╭─ EXERCISE MATERIALS
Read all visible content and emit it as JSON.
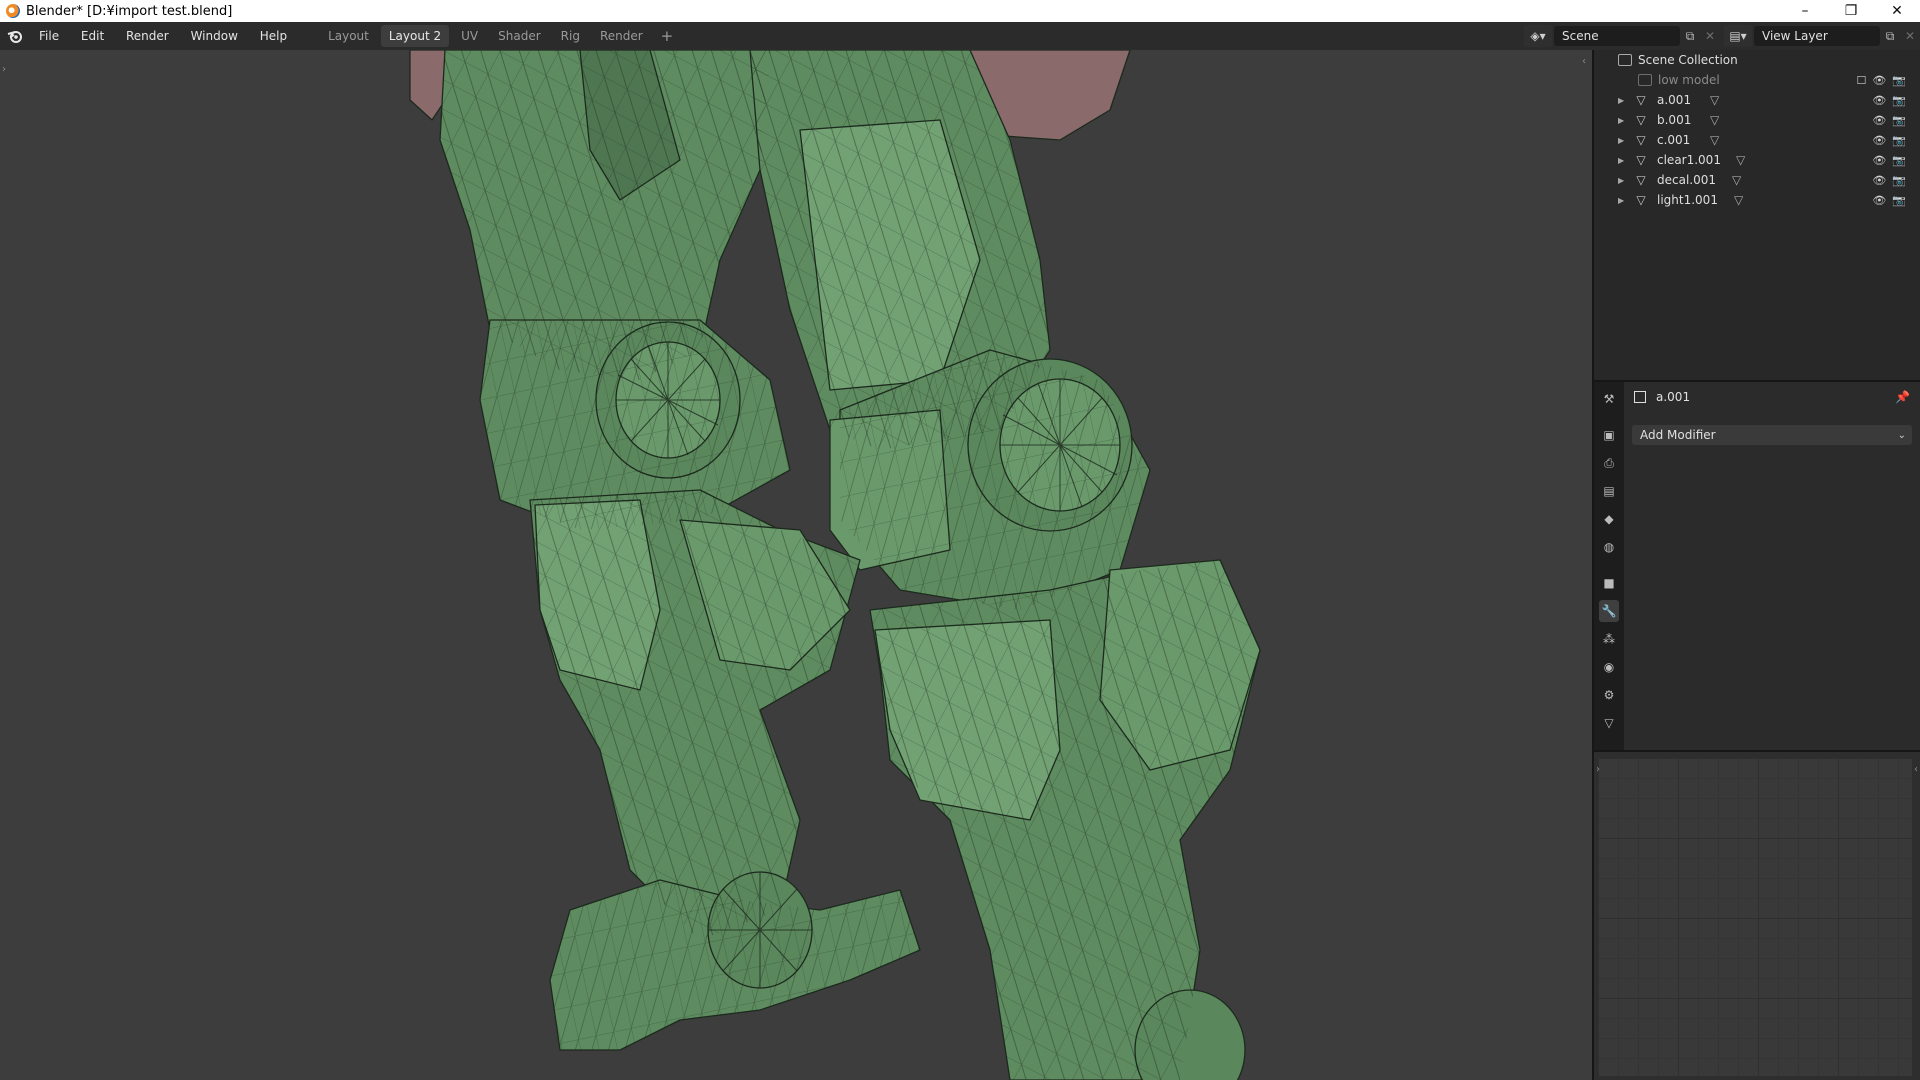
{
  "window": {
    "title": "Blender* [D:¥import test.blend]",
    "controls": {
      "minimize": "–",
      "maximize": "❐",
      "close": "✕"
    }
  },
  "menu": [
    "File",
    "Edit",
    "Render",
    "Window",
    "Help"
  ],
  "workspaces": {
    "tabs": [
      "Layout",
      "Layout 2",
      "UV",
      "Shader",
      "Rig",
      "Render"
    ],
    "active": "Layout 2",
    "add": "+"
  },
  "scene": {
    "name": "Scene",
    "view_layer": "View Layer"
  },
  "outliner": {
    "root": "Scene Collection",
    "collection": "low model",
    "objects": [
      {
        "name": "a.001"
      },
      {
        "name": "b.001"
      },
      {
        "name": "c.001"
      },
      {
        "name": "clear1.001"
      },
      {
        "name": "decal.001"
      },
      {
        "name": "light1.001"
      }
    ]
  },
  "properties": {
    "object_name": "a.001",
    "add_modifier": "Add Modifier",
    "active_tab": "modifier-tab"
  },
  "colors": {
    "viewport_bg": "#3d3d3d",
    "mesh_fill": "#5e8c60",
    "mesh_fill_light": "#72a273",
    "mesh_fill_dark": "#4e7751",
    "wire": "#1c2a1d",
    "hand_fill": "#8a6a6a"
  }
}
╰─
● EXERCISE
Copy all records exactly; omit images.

● TASK SOLUTION
Read all visible content and emit it as JSON.
{
  "window": {
    "title": "Blender* [D:¥import test.blend]",
    "controls": {
      "minimize": "–",
      "maximize": "❐",
      "close": "✕"
    }
  },
  "menu": [
    "File",
    "Edit",
    "Render",
    "Window",
    "Help"
  ],
  "workspaces": {
    "tabs": [
      "Layout",
      "Layout 2",
      "UV",
      "Shader",
      "Rig",
      "Render"
    ],
    "active": "Layout 2",
    "add": "+"
  },
  "scene": {
    "name": "Scene",
    "view_layer": "View Layer"
  },
  "outliner": {
    "root": "Scene Collection",
    "collection": "low model",
    "objects": [
      {
        "name": "a.001"
      },
      {
        "name": "b.001"
      },
      {
        "name": "c.001"
      },
      {
        "name": "clear1.001"
      },
      {
        "name": "decal.001"
      },
      {
        "name": "light1.001"
      }
    ]
  },
  "properties": {
    "object_name": "a.001",
    "add_modifier": "Add Modifier",
    "active_tab": "modifier-tab"
  },
  "colors": {
    "viewport_bg": "#3d3d3d",
    "mesh_fill": "#5e8c60",
    "mesh_fill_light": "#72a273",
    "mesh_fill_dark": "#4e7751",
    "wire": "#1c2a1d",
    "hand_fill": "#8a6a6a"
  }
}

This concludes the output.